Element data from apps and pages:
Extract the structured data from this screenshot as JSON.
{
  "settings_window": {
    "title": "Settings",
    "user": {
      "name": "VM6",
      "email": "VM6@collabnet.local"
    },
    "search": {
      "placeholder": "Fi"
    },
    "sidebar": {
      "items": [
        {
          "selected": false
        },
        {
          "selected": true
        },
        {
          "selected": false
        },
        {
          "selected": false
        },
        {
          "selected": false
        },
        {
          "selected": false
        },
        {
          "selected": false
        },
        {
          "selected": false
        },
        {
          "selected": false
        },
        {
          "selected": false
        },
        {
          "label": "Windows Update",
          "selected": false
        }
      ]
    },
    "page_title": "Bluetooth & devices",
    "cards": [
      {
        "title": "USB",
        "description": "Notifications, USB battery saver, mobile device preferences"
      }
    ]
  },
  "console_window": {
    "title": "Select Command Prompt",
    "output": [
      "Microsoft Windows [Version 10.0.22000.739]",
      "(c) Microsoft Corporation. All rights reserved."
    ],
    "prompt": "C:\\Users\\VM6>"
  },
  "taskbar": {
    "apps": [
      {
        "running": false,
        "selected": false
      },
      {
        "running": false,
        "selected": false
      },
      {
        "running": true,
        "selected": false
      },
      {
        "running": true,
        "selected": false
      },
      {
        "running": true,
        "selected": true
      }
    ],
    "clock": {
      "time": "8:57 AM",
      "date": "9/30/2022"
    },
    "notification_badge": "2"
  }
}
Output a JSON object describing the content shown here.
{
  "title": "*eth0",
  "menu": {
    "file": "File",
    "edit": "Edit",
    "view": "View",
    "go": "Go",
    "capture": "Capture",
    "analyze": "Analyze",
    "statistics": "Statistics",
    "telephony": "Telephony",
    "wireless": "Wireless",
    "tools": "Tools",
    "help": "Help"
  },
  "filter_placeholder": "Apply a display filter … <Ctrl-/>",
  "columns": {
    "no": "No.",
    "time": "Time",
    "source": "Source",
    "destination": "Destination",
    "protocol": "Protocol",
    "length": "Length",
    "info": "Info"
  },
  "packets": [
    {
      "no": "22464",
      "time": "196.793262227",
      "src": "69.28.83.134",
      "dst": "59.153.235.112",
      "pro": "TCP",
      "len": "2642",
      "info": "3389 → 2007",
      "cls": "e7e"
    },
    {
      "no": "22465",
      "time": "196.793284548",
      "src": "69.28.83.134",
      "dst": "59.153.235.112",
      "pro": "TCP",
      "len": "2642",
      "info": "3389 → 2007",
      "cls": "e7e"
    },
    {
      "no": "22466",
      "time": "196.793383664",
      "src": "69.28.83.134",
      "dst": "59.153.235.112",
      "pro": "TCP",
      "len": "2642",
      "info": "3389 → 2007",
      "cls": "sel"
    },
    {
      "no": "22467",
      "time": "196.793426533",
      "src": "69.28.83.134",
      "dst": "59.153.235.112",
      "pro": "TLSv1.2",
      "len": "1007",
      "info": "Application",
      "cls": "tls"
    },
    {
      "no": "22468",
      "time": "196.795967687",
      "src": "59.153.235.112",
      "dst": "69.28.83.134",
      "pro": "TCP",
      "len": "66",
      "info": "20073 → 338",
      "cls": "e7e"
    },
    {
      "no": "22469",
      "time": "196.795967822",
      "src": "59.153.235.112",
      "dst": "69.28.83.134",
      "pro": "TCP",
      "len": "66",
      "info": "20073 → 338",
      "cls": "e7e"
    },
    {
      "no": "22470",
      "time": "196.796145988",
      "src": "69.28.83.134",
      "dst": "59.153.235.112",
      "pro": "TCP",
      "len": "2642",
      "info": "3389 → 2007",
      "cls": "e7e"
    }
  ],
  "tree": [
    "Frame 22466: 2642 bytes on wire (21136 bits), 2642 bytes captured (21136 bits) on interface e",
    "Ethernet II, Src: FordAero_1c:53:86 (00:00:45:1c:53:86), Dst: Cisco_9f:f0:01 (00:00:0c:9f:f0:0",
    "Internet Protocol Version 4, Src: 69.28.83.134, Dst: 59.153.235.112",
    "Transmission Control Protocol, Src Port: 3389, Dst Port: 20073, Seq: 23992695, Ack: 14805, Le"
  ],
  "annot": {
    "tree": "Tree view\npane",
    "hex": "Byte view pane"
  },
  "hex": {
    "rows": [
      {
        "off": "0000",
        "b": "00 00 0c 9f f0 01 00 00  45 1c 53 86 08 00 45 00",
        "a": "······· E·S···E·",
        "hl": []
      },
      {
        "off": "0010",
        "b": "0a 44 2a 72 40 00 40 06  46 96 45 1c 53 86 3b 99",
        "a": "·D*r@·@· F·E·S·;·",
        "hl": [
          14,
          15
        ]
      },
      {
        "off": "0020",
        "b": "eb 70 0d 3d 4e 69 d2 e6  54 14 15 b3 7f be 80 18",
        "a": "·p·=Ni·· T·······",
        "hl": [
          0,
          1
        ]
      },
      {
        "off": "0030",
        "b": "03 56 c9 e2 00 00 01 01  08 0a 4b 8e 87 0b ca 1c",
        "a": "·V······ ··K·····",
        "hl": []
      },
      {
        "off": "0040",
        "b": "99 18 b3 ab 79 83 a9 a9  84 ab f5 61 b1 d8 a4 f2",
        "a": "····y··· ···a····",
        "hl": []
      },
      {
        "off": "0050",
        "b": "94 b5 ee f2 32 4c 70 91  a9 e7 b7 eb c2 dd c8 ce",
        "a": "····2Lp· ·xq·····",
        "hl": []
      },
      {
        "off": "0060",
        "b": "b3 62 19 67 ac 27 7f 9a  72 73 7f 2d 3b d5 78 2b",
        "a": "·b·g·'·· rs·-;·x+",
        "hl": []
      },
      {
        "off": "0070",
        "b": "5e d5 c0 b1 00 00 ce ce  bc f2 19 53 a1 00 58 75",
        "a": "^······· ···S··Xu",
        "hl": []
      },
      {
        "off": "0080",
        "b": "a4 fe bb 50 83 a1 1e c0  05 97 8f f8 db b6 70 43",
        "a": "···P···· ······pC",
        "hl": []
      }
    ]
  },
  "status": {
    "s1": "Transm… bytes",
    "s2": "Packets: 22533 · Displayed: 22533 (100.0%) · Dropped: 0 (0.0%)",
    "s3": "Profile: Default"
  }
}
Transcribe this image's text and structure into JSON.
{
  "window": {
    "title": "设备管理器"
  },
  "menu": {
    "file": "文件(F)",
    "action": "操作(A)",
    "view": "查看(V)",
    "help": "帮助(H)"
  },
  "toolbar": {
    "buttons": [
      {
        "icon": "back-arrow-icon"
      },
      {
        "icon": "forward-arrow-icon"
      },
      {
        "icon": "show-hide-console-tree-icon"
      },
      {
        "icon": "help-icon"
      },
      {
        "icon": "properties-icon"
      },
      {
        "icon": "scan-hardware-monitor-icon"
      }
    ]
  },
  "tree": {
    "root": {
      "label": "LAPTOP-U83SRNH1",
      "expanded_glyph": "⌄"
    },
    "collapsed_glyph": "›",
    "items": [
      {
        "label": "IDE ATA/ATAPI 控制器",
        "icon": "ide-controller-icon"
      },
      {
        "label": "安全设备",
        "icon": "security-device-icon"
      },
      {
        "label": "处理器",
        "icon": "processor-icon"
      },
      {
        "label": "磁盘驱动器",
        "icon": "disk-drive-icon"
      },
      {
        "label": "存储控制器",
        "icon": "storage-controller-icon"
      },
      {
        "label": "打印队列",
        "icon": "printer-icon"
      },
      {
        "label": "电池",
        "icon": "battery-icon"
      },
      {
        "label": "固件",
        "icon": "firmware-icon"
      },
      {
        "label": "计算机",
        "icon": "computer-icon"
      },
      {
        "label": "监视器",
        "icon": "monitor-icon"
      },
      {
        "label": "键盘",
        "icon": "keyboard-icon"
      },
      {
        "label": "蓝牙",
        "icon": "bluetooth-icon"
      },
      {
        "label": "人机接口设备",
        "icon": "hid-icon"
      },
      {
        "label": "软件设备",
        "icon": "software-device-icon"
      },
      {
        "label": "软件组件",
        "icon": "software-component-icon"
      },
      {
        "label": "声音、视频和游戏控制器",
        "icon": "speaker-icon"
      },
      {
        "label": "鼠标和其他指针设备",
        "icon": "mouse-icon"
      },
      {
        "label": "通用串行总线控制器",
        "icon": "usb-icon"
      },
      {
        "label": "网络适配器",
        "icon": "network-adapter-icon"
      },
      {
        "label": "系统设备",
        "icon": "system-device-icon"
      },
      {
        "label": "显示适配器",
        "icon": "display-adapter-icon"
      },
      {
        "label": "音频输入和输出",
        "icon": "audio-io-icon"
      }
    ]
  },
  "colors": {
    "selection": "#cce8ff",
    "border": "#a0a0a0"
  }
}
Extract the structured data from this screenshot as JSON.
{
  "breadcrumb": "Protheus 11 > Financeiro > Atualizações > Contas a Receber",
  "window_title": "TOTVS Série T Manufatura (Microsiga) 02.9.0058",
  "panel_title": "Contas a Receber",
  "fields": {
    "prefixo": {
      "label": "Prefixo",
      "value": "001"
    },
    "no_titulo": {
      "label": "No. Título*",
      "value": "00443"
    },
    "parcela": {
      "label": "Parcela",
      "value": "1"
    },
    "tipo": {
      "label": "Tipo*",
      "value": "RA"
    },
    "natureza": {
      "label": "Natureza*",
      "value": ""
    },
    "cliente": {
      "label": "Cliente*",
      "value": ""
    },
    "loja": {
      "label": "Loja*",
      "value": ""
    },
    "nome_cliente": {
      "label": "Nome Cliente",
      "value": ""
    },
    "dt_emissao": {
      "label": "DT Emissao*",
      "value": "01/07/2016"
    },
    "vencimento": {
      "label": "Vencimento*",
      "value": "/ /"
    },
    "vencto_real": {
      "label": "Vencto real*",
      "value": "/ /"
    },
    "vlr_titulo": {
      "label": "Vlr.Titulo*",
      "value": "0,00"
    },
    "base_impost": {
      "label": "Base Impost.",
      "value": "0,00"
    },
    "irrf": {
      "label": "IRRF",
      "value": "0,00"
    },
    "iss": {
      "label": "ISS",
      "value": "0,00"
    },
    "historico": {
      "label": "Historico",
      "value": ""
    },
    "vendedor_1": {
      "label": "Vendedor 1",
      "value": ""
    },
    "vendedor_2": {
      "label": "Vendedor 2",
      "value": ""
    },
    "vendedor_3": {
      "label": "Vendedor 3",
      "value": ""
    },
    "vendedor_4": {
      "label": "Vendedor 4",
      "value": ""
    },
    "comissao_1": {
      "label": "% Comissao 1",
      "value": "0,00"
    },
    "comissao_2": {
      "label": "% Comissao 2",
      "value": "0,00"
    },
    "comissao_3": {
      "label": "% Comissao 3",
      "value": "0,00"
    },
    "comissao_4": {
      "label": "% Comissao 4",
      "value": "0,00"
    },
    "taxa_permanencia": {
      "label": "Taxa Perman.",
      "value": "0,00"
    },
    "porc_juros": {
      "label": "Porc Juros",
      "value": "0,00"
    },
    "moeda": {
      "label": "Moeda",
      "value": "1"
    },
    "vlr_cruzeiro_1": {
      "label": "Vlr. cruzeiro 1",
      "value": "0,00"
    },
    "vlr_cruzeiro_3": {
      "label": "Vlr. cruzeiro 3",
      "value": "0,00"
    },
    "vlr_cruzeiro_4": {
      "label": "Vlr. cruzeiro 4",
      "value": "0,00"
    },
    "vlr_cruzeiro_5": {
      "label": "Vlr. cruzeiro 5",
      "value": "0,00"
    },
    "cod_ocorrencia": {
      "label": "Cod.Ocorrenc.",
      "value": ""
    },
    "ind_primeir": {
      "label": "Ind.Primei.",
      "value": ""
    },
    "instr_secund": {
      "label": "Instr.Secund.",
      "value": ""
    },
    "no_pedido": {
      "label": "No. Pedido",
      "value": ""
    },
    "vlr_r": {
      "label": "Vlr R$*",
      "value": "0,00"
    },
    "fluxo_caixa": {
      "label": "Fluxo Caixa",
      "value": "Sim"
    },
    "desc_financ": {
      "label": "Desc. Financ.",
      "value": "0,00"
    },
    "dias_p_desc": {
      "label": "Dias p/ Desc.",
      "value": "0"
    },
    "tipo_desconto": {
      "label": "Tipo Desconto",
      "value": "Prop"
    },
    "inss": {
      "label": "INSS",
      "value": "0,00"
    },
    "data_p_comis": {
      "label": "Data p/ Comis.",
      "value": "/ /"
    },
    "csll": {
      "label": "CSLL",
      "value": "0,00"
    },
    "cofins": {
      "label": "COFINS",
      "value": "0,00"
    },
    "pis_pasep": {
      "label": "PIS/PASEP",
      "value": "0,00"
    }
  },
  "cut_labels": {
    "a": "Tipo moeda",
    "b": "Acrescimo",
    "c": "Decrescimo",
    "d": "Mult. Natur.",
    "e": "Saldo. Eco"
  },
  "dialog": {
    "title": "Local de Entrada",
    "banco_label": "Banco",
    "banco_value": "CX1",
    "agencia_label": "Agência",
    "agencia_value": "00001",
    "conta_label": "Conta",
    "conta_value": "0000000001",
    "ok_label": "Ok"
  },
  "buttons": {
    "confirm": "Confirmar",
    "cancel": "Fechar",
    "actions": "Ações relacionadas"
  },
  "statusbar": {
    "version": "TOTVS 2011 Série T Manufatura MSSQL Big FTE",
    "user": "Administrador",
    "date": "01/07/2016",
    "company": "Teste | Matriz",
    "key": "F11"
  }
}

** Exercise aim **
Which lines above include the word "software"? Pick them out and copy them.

** Written answer **
        "icon": "software-device-icon"
        "icon": "software-component-icon"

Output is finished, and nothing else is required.